We will analyze long-term monitoring data that were sampled over ten years from nearshore regions of the Great Lakes to find out key factors that cause the proliferation of nuisance benthic algae and fouling of shorelines of Lake Ontario in the Toronto–Durham region and throughout the Great Lakes. Additionally, we will test whether environmental DNA in water and sediment samples can be used to track the dispersal of nuisance benthic algae. Our project will contribute directly to the ongoing monitoring programs in the Great Lakes and will be relevant for management of nuisance benthic algae.
Red Deer College, together with the Red Deer Local Immigration Partnership (RDLIP), received Mitacs Accelerate funding to research the settlement experiences of recent immigrant men to Central Alberta. There have been concerted efforts from the federal, provincial, and municipal governments to attract and retain newcomers in mid-size cities and rural communities in Canada; nevertheless, the overall settlement experiences and needs of newcomers in these communities have not received much empirical investigation; this is especially the case among immigrant men.
Porcupine Crab (Neolithodes grimaldii) inhabits the seabed off the Coast of Newfoundland and Labrador and in the eastern Arctic as a by-catch in the turbot gillnet fishery. This research project focuses on developing automatic robotic technology for the removal of Porcupine Crab spines to ease the crab processing for potential future development of a Porcupine Crab fishery.
Climate change, land development, invasive species, and other disturbances can alter the composition, structure, and functions of native vegetation across landscapes. These disturbances also impact insect parasitoids, which are a key, and often overlooked, component of biodiversity. By their ability to control other insect populations, they are integral for fostering resilient and functional forests.

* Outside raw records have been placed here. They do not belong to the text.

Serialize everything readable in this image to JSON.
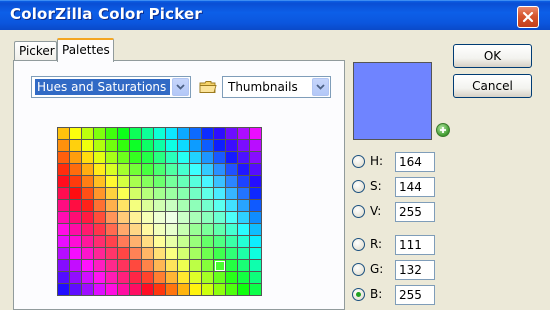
{
  "window": {
    "title": "ColorZilla Color Picker"
  },
  "tabs": [
    {
      "label": "Picker",
      "active": false
    },
    {
      "label": "Palettes",
      "active": true
    }
  ],
  "palette": {
    "type_select": "Hues and Saturations",
    "view_select": "Thumbnails"
  },
  "preview": {
    "color": "#6F84FF"
  },
  "fields": [
    {
      "label": "H:",
      "value": "164",
      "selected": false
    },
    {
      "label": "S:",
      "value": "144",
      "selected": false
    },
    {
      "label": "V:",
      "value": "255",
      "selected": false
    },
    {
      "label": "R:",
      "value": "111",
      "selected": false
    },
    {
      "label": "G:",
      "value": "132",
      "selected": false
    },
    {
      "label": "B:",
      "value": "255",
      "selected": true
    }
  ],
  "buttons": {
    "ok": "OK",
    "cancel": "Cancel"
  },
  "colors": {
    "titlebar": "#0A5FE6",
    "dialog_bg": "#ECE9D8",
    "selection": "#316AC5"
  }
}
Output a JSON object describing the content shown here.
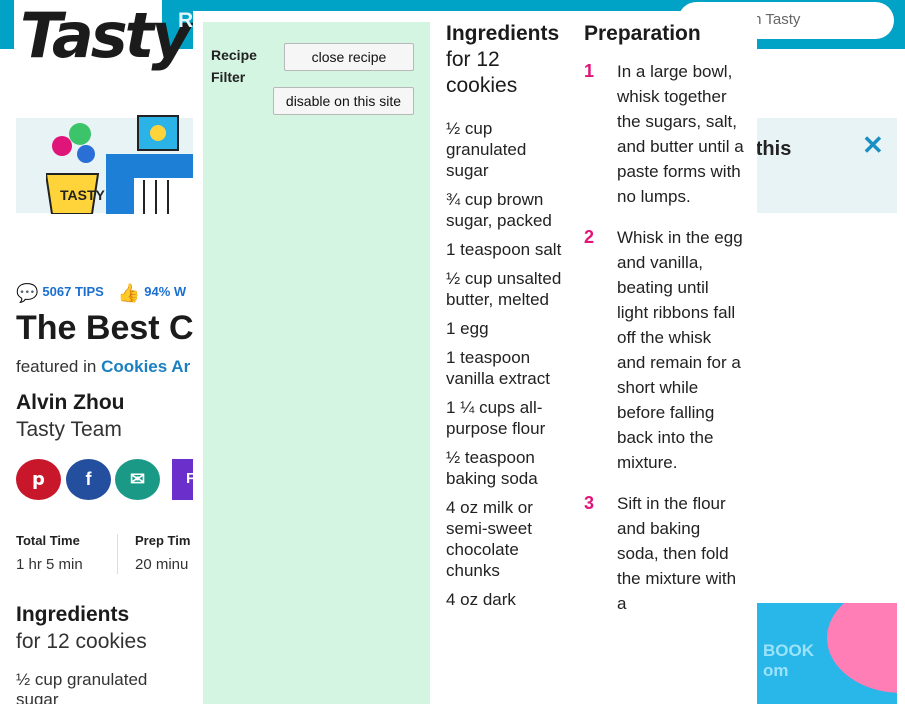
{
  "header": {
    "logo": "Tasty",
    "nav_stub": "R",
    "search_placeholder": "Search Tasty"
  },
  "banner": {
    "text": "n this",
    "close_glyph": "✕"
  },
  "recipe": {
    "tips": "5067 TIPS",
    "rating": "94% W",
    "title": "The Best C",
    "featured_prefix": "featured in",
    "featured_link": "Cookies Ar",
    "author": "Alvin Zhou",
    "team": "Tasty Team",
    "purple_button_stub": "F",
    "total_time_label": "Total Time",
    "total_time_value": "1 hr 5 min",
    "prep_time_label": "Prep Tim",
    "prep_time_value": "20 minu",
    "ingredients_heading": "Ingredients",
    "ingredients_sub": "for 12 cookies",
    "first_ingredient": "½ cup granulated sugar"
  },
  "ad": {
    "text_line1": "BOOK",
    "text_line2": "om"
  },
  "filter": {
    "title": "Recipe Filter",
    "close_button": "close recipe",
    "disable_button": "disable on this site"
  },
  "popup": {
    "ingredients_heading": "Ingredients",
    "ingredients_sub": "for 12 cookies",
    "ingredients": [
      "½ cup granulated sugar",
      "¾ cup brown sugar, packed",
      "1 teaspoon salt",
      "½ cup unsalted butter, melted",
      "1 egg",
      "1 teaspoon vanilla extract",
      "1 ¼ cups all-purpose flour",
      "½ teaspoon baking soda",
      "4 oz milk or semi-sweet chocolate chunks",
      "4 oz dark"
    ],
    "preparation_heading": "Preparation",
    "steps": [
      {
        "num": "1",
        "text": "In a large bowl, whisk together the sugars, salt, and butter until a paste forms with no lumps."
      },
      {
        "num": "2",
        "text": "Whisk in the egg and vanilla, beating until light ribbons fall off the whisk and remain for a short while before falling back into the mixture."
      },
      {
        "num": "3",
        "text": "Sift in the flour and baking soda, then fold the mixture with a"
      }
    ]
  }
}
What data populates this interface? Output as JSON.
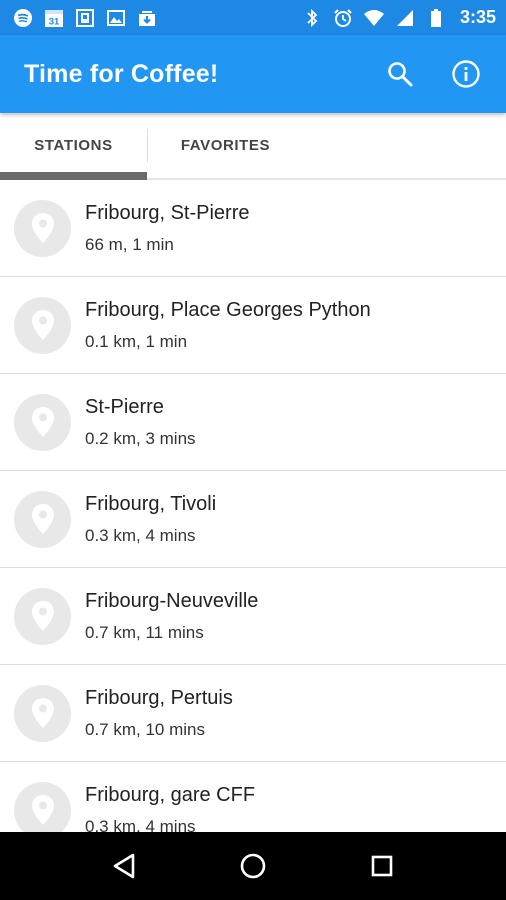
{
  "status_bar": {
    "time": "3:35",
    "calendar_day": "31",
    "icons": [
      "spotify-icon",
      "calendar-icon",
      "photo-frame-icon",
      "gallery-icon",
      "download-icon",
      "bluetooth-icon",
      "alarm-icon",
      "wifi-icon",
      "signal-icon",
      "battery-icon"
    ]
  },
  "app_bar": {
    "title": "Time for Coffee!",
    "actions": [
      "search-icon",
      "info-icon"
    ]
  },
  "tabs": [
    {
      "label": "STATIONS",
      "active": true
    },
    {
      "label": "FAVORITES",
      "active": false
    }
  ],
  "stations": [
    {
      "name": "Fribourg, St-Pierre",
      "distance": "66 m, 1 min"
    },
    {
      "name": "Fribourg, Place Georges Python",
      "distance": "0.1 km, 1 min"
    },
    {
      "name": "St-Pierre",
      "distance": "0.2 km, 3 mins"
    },
    {
      "name": "Fribourg, Tivoli",
      "distance": "0.3 km, 4 mins"
    },
    {
      "name": "Fribourg-Neuveville",
      "distance": "0.7 km, 11 mins"
    },
    {
      "name": "Fribourg, Pertuis",
      "distance": "0.7 km, 10 mins"
    },
    {
      "name": "Fribourg, gare CFF",
      "distance": "0.3 km, 4 mins"
    }
  ],
  "nav_bar": [
    "back-icon",
    "home-icon",
    "recents-icon"
  ],
  "colors": {
    "status_bar": "#1e88e5",
    "app_bar": "#2196f3",
    "tab_indicator": "#6a6a6a",
    "avatar_bg": "#e8e8e8"
  }
}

Wetlands provide critical habitat and valuable ecosystem services. Land use conversion in Ontario, however, has led to substantial wetland loss. The restoration of wetlands on agricultural properties has the potential to offset wetland loss, yet these wetlands are also susceptible to contamination by pesticides.
In this Mitacs-funded project, a postdoctoral researcher will work with partners at Trent University and Bird Studies Canada to expand our understanding of how wind turbines affect birds and bats. We will leverage an extremely detailed database on wind-wildlife interactions that is managed by Bird Canada. Using these data, we will investigate whether bat and bird mortality are affected by turbine characteristics including height and the area swept by the turbine blades.
The salmon aquaculture industry is a highly profitable industry, known to contribute significantly to the Canadian economy. During this time an ectoparasite called the sea louse may infect the salmon leading to animal welfare concerns a significant economic loss. Lumpfish are a species of cleaner fish used as a biological control for sea lice and offer a more sustainable and ecologically friendly option for sea lice management than previous chemical controls. They are a recent addition to Canadian aquaculture, and their cleaning efficacy must be well understood under Canadian conditions.
The aquaculture industry is constantly growing worldwide. Vast arrays of fish species are farmed in freshwater, brackish, and marine systems. In farms, fish reach high-population densities, which facilitates the outbreaks of infectious diseases. This is a big challenge for the aquaculture industry, particularly in the case of viral pathogens because there are few, if any, efficacious treatments against emergent and re-emergent fish viruses. Piscine orthoreovirus (PRV) is an emerging viral pathogen that causes high economic losses in the salmon farming industry.
The proposed research project will assess the insect fauna present associated with prairie wetlands, as well as those found in adjacent fields of crop plants (canola, barley, wheat) and restored grasslands. Insects will be collected using various trapping methods to sample taxa exhibiting different lifestyles. Collected specimens will be identified as specifically as possible to determine taxa found in sampled habitats.
Invasive species represent a major threat to global biodiversity, and are projected to increase in impact as globalization promotes the continued introduction of novel species. Proactive research that investigates the ecological, social, and economic threat of novel species prior to or early in their establishment is therefore critical to effective conservation planning. For our research we will be investigating the threat of cattails (Typha spp.) in the Fraser River Estuary (FRE).